IT (Iliotibial) band and knee pain

Dec 02, 2015

Out of all of the common repetitive injuries out there, IT band pain ranks pretty high on the list. Your iliotibial band (better known as your IT band) is like your youngest sibling growing up, innocent and easy to blame for everything. Yes your IT band hurts when you run, but who is the real culprit here?

I often explain to patients that the source of chronic pain is rarely where the actual problem lies. It takes a village to raise a child right? Well, similarly- it takes many muscles to correctly and efficiently work together to perform a single movement.

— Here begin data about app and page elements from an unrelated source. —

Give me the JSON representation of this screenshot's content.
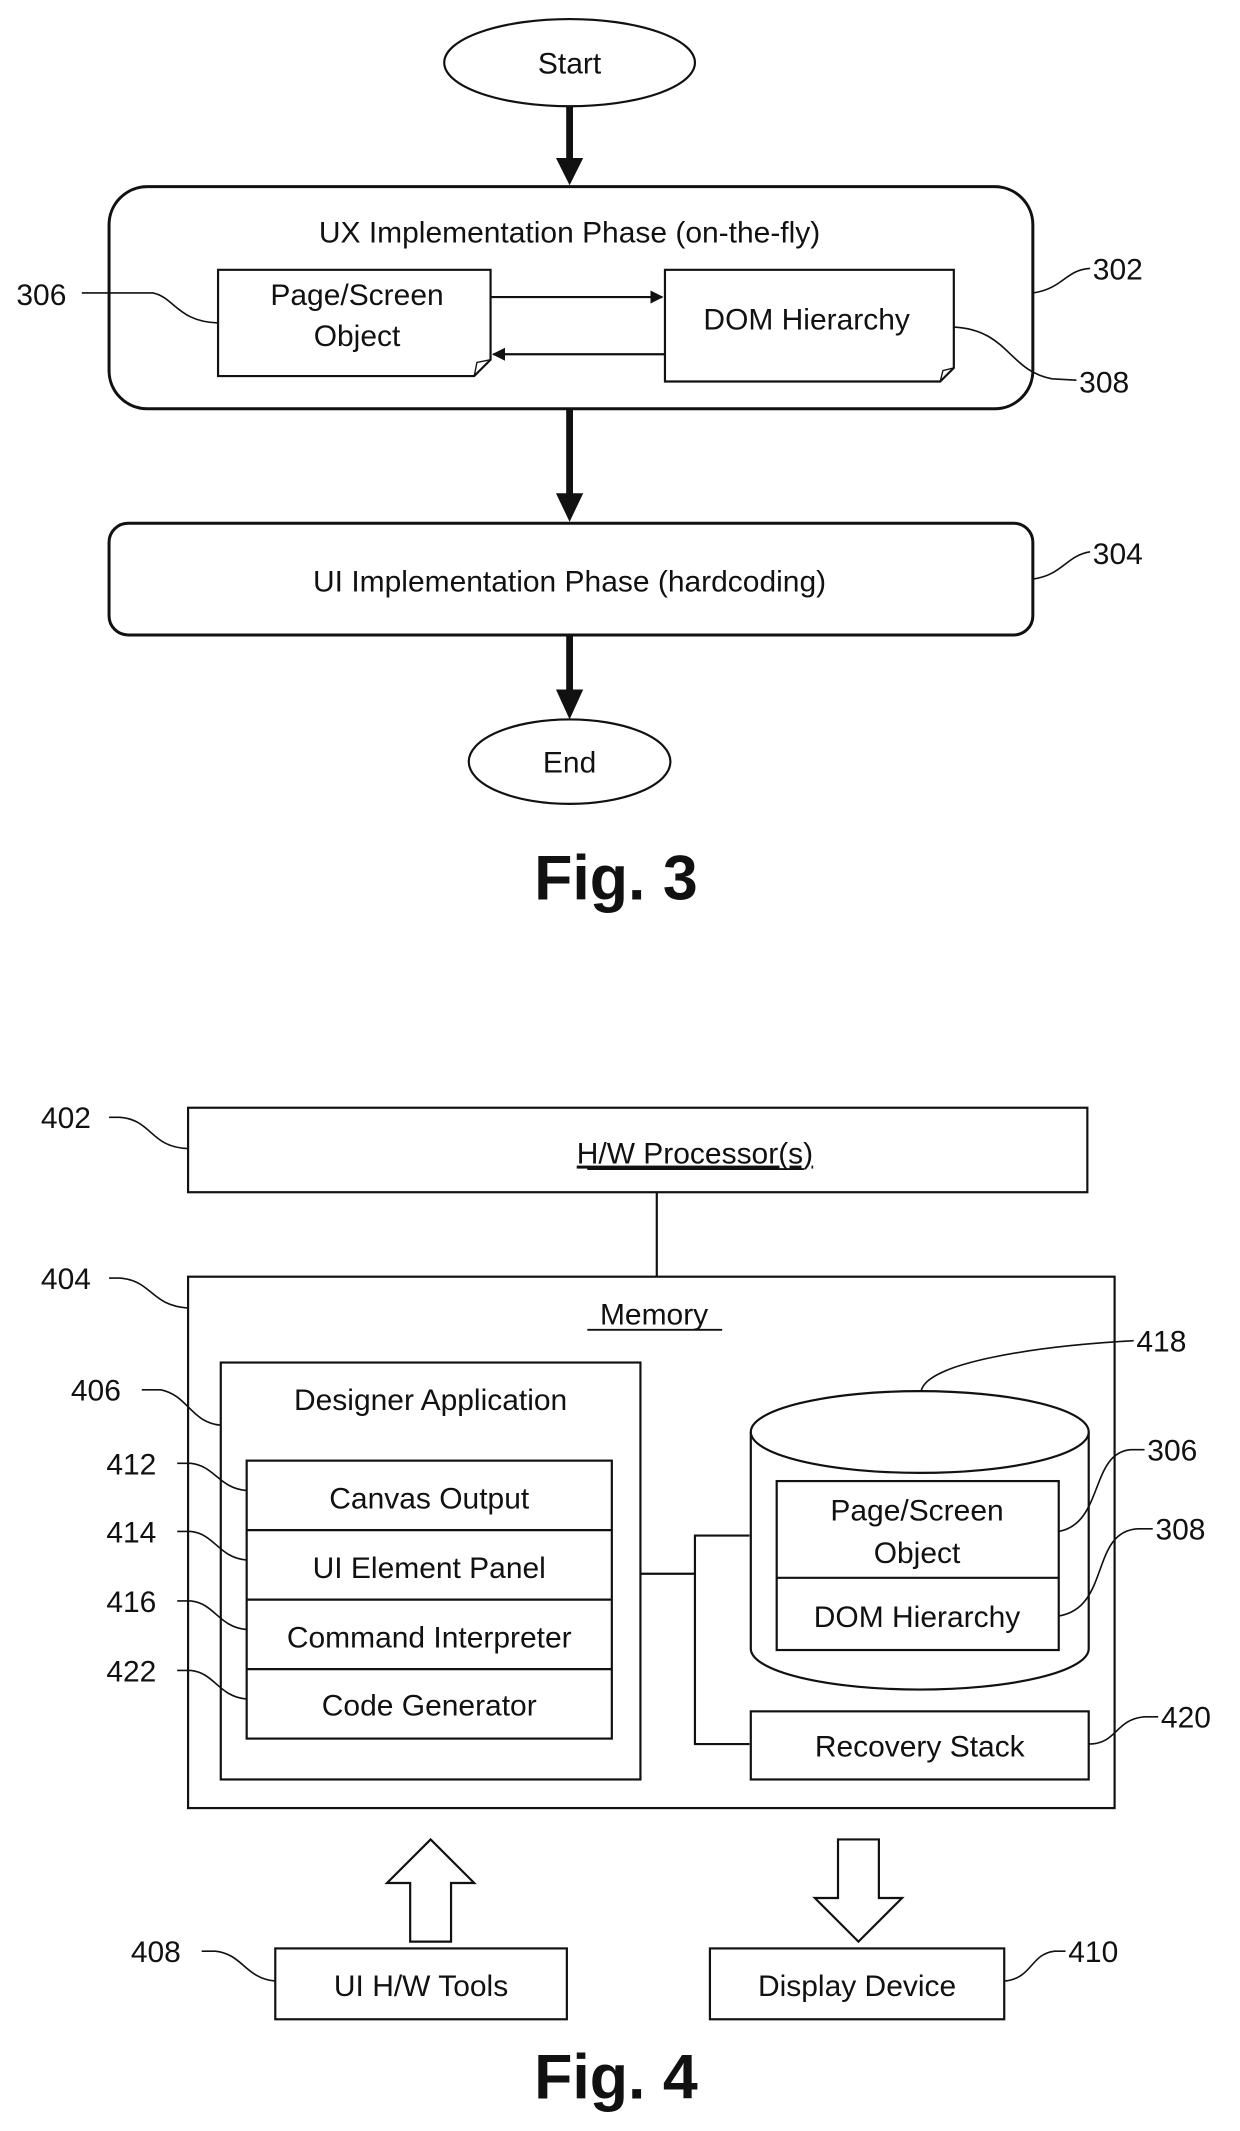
{
  "fig3": {
    "caption": "Fig. 3",
    "start": "Start",
    "end": "End",
    "ux_phase": {
      "title": "UX Implementation Phase (on-the-fly)",
      "ref": "302"
    },
    "page_object": {
      "line1": "Page/Screen",
      "line2": "Object",
      "ref": "306"
    },
    "dom": {
      "label": "DOM Hierarchy",
      "ref": "308"
    },
    "ui_phase": {
      "title": "UI Implementation Phase (hardcoding)",
      "ref": "304"
    }
  },
  "fig4": {
    "caption": "Fig. 4",
    "processor": {
      "label": "H/W Processor(s)",
      "ref": "402"
    },
    "memory": {
      "label": "Memory",
      "ref": "404"
    },
    "designer": {
      "title": "Designer Application",
      "ref": "406",
      "items": [
        {
          "label": "Canvas Output",
          "ref": "412"
        },
        {
          "label": "UI Element Panel",
          "ref": "414"
        },
        {
          "label": "Command Interpreter",
          "ref": "416"
        },
        {
          "label": "Code Generator",
          "ref": "422"
        }
      ]
    },
    "database": {
      "ref": "418",
      "page_object": {
        "line1": "Page/Screen",
        "line2": "Object",
        "ref": "306"
      },
      "dom": {
        "label": "DOM Hierarchy",
        "ref": "308"
      }
    },
    "recovery": {
      "label": "Recovery Stack",
      "ref": "420"
    },
    "ui_tools": {
      "label": "UI H/W Tools",
      "ref": "408"
    },
    "display": {
      "label": "Display Device",
      "ref": "410"
    }
  }
}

Stand on one leg and see how long you can balance for. Is your foot rocking back and forth like a teeter-totter? Does your knee dive inward toward your other leg? Can you see your body literally tilting to one side holding on for dear life before you tip over? These are just a few signs that your lateral stability system could use a tune up.

With every step you take throughout the day, you re-live the one leg stand, at least for a moment. If we don’t have the proper joint mobility and motor control throughout the entire kinetic chain (think head to toe), our movements become dysfunctional, and over time, painful.

So put the foam roller down for a second, and let’s take a closer look at some major lateral line stabilizers:

Core- Quadratus lumborum. These muscles connect from the iliac crest of your pelvis to the 12th rib and transverse processes of each of your lumbar vertebra. Primarily aiding in lateral flexion, these muscles also help to keep your pelvis stable during a one leg stand position.

Gluteus maximus/TFL/Gluteus medius- Together, these muscles are major contributors to a movement called hip abduction. When these muscles contract, the leg moves away from the center of the body. These muscles are so important to help prevent the knee from diving inward toward the other knee during each step.

Adductors- We have 5 different muscles that help to make up what we consider our groin muscles. They help to draw the thigh in towards midline, opposing the movements of the previously described hip abductor muscles (glutes).

The truth is that there are so many other muscles and joints throughout the body that are also involved, but testing and monitoring hip and core strength are great places to start.

Why do you have knee pain??

If these muscles do not work in sync with one another to provide smooth, balanced movement, over time we will develop muscle compensation patterns that may potentially lead to inflammation and pain. The forces are no longer able to be properly absorbed through many of our joints. Overtime, the body becomes irritated and we often are left with chronic overuse injuries such as tendonitis or even arthritis.

It is a common misconception to want to jump on the foam roller in order to stretch out the IT band. The IT band is a tough, fibrous sheath that has almost a zero ability to stretch. And what about runners who have been doing their leg lifts for years, and have adequate hip strength and mobility, but continue to have IT band pain? The answer is you need to look at the whole picture, the entire body from head to toe. Sure, it’s great to re-live Jane Fonda’s glory days, but relying on clamshell exercises as a one-stop-shop to fix your IT band pain is rarely the case.

As a health care provider it is important to understand why a muscle “feels tight and painful” to a patient before we jump in head first to release it. Is that muscle overworking, attempting to help stabilize a specific joint because other significant muscles that help control that movement decided to take a vacation? By foam rolling out a “tight” muscle, you may actually be stripping your body from the one things that it craves, stability. In some cases, this can actually increase your pain and cause your movement patterns to become worse.

Foam rolling or stretching may help you feel better temporarily, but unless you find the weak link in the chain and strengthen it, chances are that IT band pain is going to be sticking around for quite a while. At Arvada Sport and Spine Group, our physical therapists and chiropractors specialize in knee pain and IT band pain. We focus on whole-body movements from head-to-toe that allow us to determine the source of pain faster. This allows our patients to get back to doing the activities that they love faster and more efficiently.

Written by Alyx Brown DC, MS, CCSP

Arvada Sport and Spine Group